You can see the aqueduct from the north and south banks of the River Teme; however, you will get a better view from the south. Start from the A456, there is gate near the bridge by Gosford Farm, walk through and cross the stile further up.
Continue straight across the field, it is a public right of way. You will then come to another stile, cross over and follow the path down.
You will reach the trackbed of the Tenbury and Bewdley Railway. Look to your left, the canal would have continued into the distance; however, the railway company acquired the land, filled in the canal, and built their railway track over.
We’re not going to walk down the railway track through. There is a stile to your right opposite the path you came from. Cross it and continue along the path.
The original canal and its embankment are now visible, curving around the edge of the field in front. Follow the towpath along the embankment.
You will then reach the southern entrance of the aqueduct. The canal pound has been completely overgrown. Don’t be fooled by the stile, it leads to nowhere.
One towpath stone is still visible, which marks where the canal pound narrowed as it entered the aqueduct.
There’s not much else to see so head down the canal embankment where you will get an immediate view of the ruined aqueduct and its southern abutment. Can you spot the blue plaque?
The recess in the abutment contains a visitors’ book, feel free to sign.
If you are visiting during a dry summer, the River Teme will be low. This gives you a fantastic opportunity to walk on the protruding riverbed and view the aqueduct from below. Cross the small fence in front of the blue plaque and carefully climb down.
You can even walk under the intact arch to inspect the damage when the aqueduct was blown up in World War Two during a training exercise.
The debris from that explosion is still visible in the river.
When you are ready to leave, head back the way you came.
How long does it take to visit Teme Aqueduct?
It will take you roughly 40 minutes to see the aqueduct, which includes your return journey from the starting point.
Is Teme Aqueduct suitable for a picnic?
The canal embankment is suitable for picnic. It provides a great platform for viewing the countryside and the Wooferton transmitting station in the distance.

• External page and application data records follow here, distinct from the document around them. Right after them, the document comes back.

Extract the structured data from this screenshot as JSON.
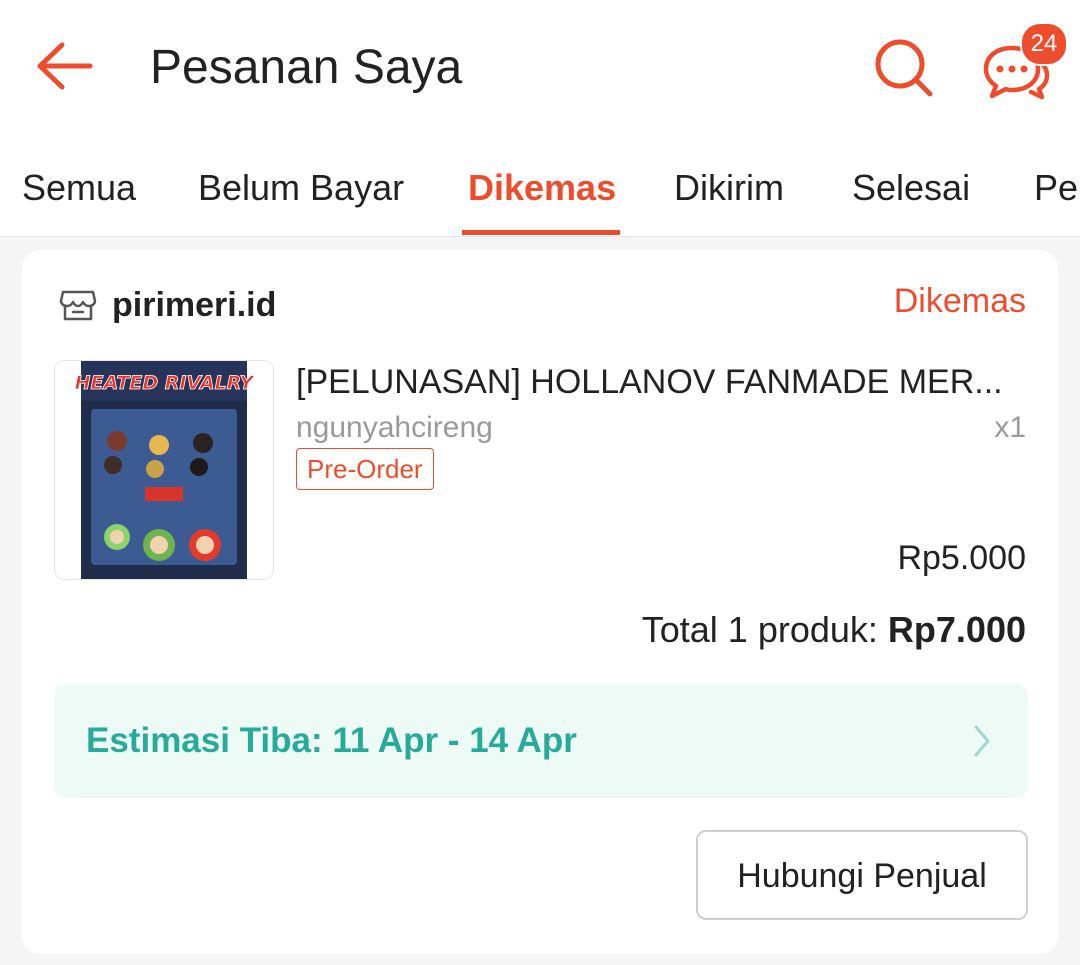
{
  "header": {
    "title": "Pesanan Saya",
    "chat_badge_count": "24",
    "icons": {
      "back": "back-arrow-icon",
      "search": "search-icon",
      "chat": "chat-icon"
    }
  },
  "tabs": [
    {
      "label": "Semua",
      "active": false
    },
    {
      "label": "Belum Bayar",
      "active": false
    },
    {
      "label": "Dikemas",
      "active": true
    },
    {
      "label": "Dikirim",
      "active": false
    },
    {
      "label": "Selesai",
      "active": false
    },
    {
      "label": "Pe",
      "active": false
    }
  ],
  "order": {
    "shop_name": "pirimeri.id",
    "status": "Dikemas",
    "product": {
      "name": "[PELUNASAN] HOLLANOV FANMADE MER...",
      "variation": "ngunyahcireng",
      "quantity": "x1",
      "badge": "Pre-Order",
      "price": "Rp5.000",
      "thumbnail_text": "HEATED RIVALRY"
    },
    "total_label": "Total 1 produk: ",
    "total_amount": "Rp7.000",
    "estimate": "Estimasi Tiba: 11 Apr - 14 Apr",
    "contact_button": "Hubungi Penjual"
  },
  "colors": {
    "brand": "#ee4d2d",
    "estimate_text": "#26aa99",
    "estimate_bg": "#eefaf6"
  }
}
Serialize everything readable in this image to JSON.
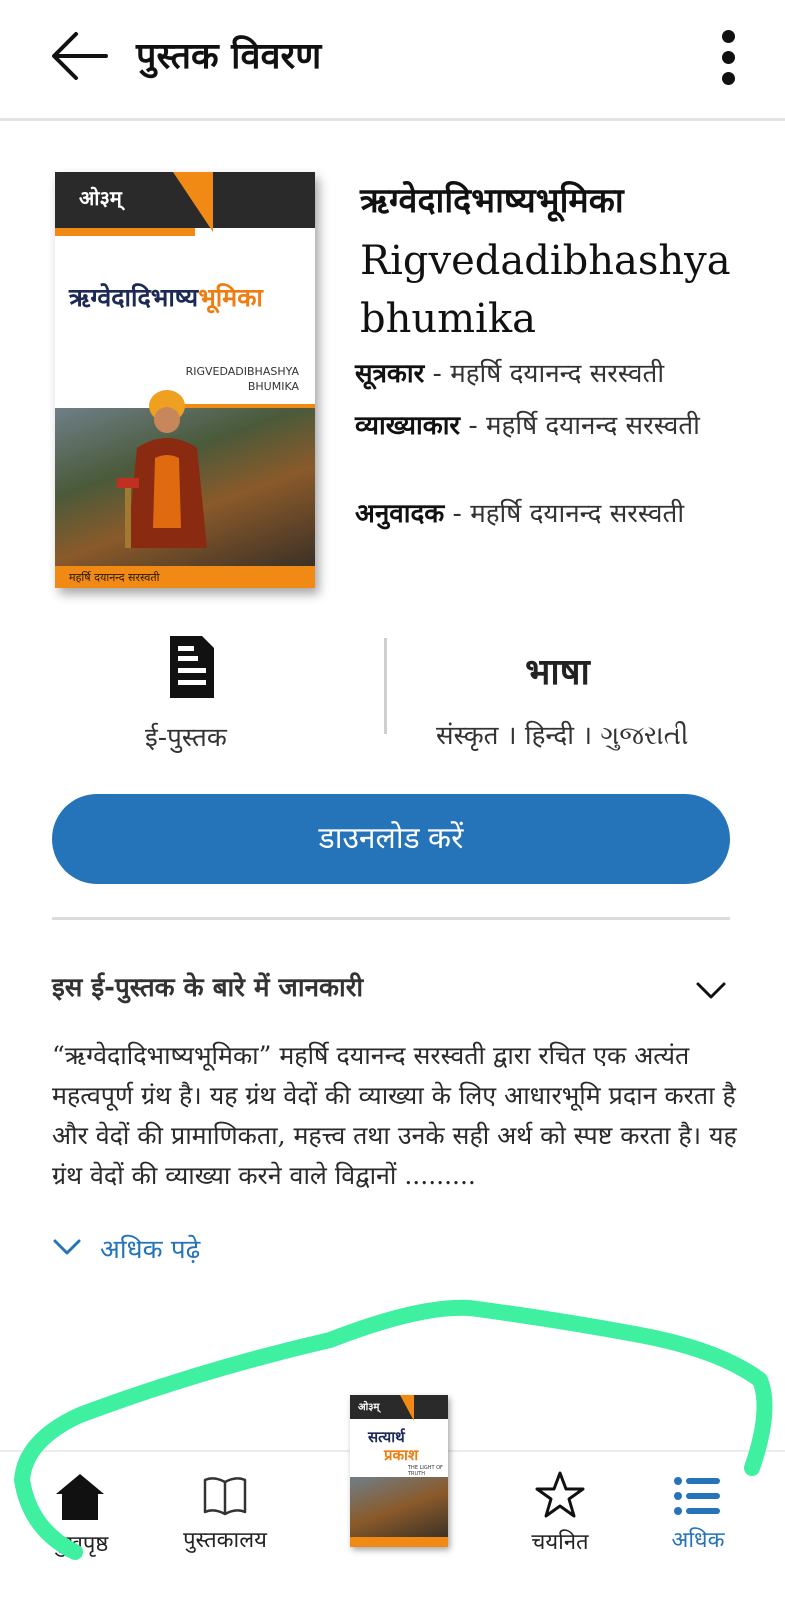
{
  "header": {
    "title": "पुस्तक विवरण"
  },
  "cover": {
    "om": "ओ३म्",
    "title_main": "ऋग्वेदादिभाष्य",
    "title_highlight": "भूमिका",
    "subtitle_line1": "RIGVEDADIBHASHYA",
    "subtitle_line2": "BHUMIKA",
    "footer": "महर्षि दयानन्द सरस्वती"
  },
  "book": {
    "title_hindi": "ऋग्वेदादिभाष्यभूमिका",
    "title_english": "Rigvedadibhashya bhumika",
    "credits": [
      {
        "role": "सूत्रकार",
        "sep": " - ",
        "name": "महर्षि दयानन्द सरस्वती"
      },
      {
        "role": "व्याख्याकार",
        "sep": " - ",
        "name": "महर्षि दयानन्द सरस्वती"
      },
      {
        "role": "अनुवादक",
        "sep": " - ",
        "name": "महर्षि दयानन्द सरस्वती"
      }
    ]
  },
  "format": {
    "label": "ई-पुस्तक",
    "icon": "ebook-icon"
  },
  "language": {
    "title": "भाषा",
    "values": "संस्कृत । हिन्दी । ગુજરાતી"
  },
  "download": {
    "label": "डाउनलोड करें"
  },
  "about": {
    "title": "इस ई-पुस्तक के बारे में जानकारी",
    "text": "“ऋग्वेदादिभाष्यभूमिका” महर्षि दयानन्द सरस्वती द्वारा रचित एक अत्यंत महत्वपूर्ण ग्रंथ है। यह ग्रंथ वेदों की व्याख्या के लिए आधारभूमि प्रदान करता है और वेदों की प्रामाणिकता, महत्त्व तथा उनके सही अर्थ को स्पष्ट करता है। यह ग्रंथ वेदों की व्याख्या करने वाले विद्वानों .........",
    "read_more": "अधिक पढ़े"
  },
  "bottom_nav": {
    "items": [
      {
        "label": "मुखपृष्ठ",
        "icon": "home-icon"
      },
      {
        "label": "पुस्तकालय",
        "icon": "book-open-icon"
      },
      {
        "label": "चयनित",
        "icon": "star-icon"
      },
      {
        "label": "अधिक",
        "icon": "list-icon",
        "active": true
      }
    ],
    "center_book": {
      "om": "ओ३म्",
      "title1": "सत्यार्थ",
      "title2": "प्रकाश",
      "subtitle": "THE LIGHT OF TRUTH"
    }
  },
  "colors": {
    "accent": "#2574b9",
    "cover_orange": "#f08a14",
    "annotation": "#3ef0a0"
  }
}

How do I get to Teme Aqueduct?
If you are arriving by car, park on a small tarmac layby in front of the starting gate. It is located a stone’s throw from the bridge that carries the A456 over the Brimfield Brook.
The bus is the only way to travel to the aqueduct by public transport. There are stops in Woofferton outside the Salwey Arms, then it’s a 20-minute walk down the A456. Please note, this road does not have a pavement and uses the national speed limit.
The aqueduct consisted of three arches. The central arch was destroyed leaving two remaining arches on the north and south banks of the River Teme. The arches are constructed from brick with ashlar voussoirs and springer stone. The stone at the head of each arch was replaced with brick. The aqueduct contains stone cutwaters and side wall with brick parapets and vestiges of ashlar coping. Star-shaped iron tie-rods ends below parapet .
- Historic England (2020) Teme Aqueduct at NGR. Available at: https://historicengland.org.uk/listing/the-list/list-entry/1383773 (Accessed: 03 August 2022).